Deborah Klens-Bigman ◆ February 9, 2015
The teacher stood at the front of the room, a cavernously large dojo, wherein my colleague, my student and I occupied a small part. The rest of the room echoed around us. He held a wooden sword in his hand. “Mo ichi do,” (“One more time”) he intoned, tapping the butt-end of the sword on the hollow wooden floor for emphasis.
We began again, working through all ten kata of the standing set of the Shinto Hatakage Ryu Iai Heiho, an old and rather obscure style. We repeated and repeated, for the better part of three hours. Mostly, the teacher said nothing. Occasionally, he would make a correction. Each repetition of the entire set took about 15 minutes, so we worked through the set around 8-10 times (I wasn’t counting). By the end of the practice, we were sweaty and tired – and exhilarated.
When most Americans think of martial arts practice, they imagine lines of students in crisp, white uniforms, moving in unison and shouting “Yes, sir!” in loud voices whenever the teacher makes a request or gives an order. Koryu budo (old style martial arts) sword practice is quite different. Sometimes the group repeats traditional kata together, as we did in Japan several weeks ago; or, just as likely, the students spread out, each one working on individual kata, while the teacher circulates around the room, making corrections. Sometimes, when she decides the student is ready, the instructor assigns a new kata for a student to work on.
There are advantages to both types of practice. What they have in common, of course, is repetition. Repeating movements over and over sets up kinetic patterns, helping students remember the kata better. As good as group repetition is, however, for my part, individual practice at one’s own pace is the best way to learn kata. Repeating kata over and over again individually allows the student to develop concentration, so he can ignore whatever anyone else in the room is doing. Most importantly, perhaps, individual, repetitive practice encourages the student to solve problems and resolve questions about the movement and its meaning on his own terms. And, if he has any questions he can’t answer, the teacher is there to guide him.

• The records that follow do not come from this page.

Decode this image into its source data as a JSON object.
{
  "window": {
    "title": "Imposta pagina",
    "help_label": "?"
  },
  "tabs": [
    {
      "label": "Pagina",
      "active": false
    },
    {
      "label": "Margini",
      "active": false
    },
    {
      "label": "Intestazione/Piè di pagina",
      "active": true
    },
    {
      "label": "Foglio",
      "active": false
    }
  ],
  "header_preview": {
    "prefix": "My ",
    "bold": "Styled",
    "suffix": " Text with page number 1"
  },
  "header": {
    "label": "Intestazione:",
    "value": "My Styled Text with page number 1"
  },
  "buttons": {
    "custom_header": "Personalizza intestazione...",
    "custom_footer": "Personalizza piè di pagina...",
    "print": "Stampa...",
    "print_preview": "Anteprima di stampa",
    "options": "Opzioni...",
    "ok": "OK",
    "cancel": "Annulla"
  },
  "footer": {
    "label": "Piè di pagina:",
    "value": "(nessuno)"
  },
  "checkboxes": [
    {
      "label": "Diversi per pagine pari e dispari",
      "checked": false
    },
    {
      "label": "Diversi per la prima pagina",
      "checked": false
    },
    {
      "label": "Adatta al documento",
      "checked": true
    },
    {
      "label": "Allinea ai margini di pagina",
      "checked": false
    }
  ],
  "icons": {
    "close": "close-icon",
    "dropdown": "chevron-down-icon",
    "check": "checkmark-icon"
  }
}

Since we have moved into the new Resobox Studio, we have had enough room to spread out and work individually on different kata. As an instructor, I can see what sort of progress each individual student is making. As a student, I find it is the best way to both learn and remember sword kata. Even the very newest student, who has only been taking the sword class for a few months, is able to work on the first kata, starting to learn it on his own.

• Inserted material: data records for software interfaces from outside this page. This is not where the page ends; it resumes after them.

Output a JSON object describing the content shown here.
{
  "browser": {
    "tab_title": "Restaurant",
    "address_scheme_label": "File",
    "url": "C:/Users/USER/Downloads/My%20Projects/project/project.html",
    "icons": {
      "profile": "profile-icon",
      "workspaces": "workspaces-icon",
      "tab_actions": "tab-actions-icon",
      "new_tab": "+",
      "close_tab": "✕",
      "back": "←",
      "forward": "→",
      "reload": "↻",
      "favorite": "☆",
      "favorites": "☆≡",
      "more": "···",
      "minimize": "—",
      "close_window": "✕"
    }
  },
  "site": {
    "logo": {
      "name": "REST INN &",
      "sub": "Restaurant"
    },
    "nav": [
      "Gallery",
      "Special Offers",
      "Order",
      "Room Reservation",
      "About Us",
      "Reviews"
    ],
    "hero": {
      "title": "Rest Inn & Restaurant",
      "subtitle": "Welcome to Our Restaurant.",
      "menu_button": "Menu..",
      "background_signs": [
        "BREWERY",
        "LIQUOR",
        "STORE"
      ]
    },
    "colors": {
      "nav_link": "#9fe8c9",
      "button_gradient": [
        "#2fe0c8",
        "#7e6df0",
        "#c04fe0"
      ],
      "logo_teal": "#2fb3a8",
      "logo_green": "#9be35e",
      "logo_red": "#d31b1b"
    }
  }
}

The other night, after about 10 minutes of practicing kata individually, everyone was exhausted. (People work a lot harder on individual sword kata on their own than they do as a group). At the end of the class, the students presented what they had learned, and everyone got some further corrections. And, I think, everyone felt a sense of accomplishment.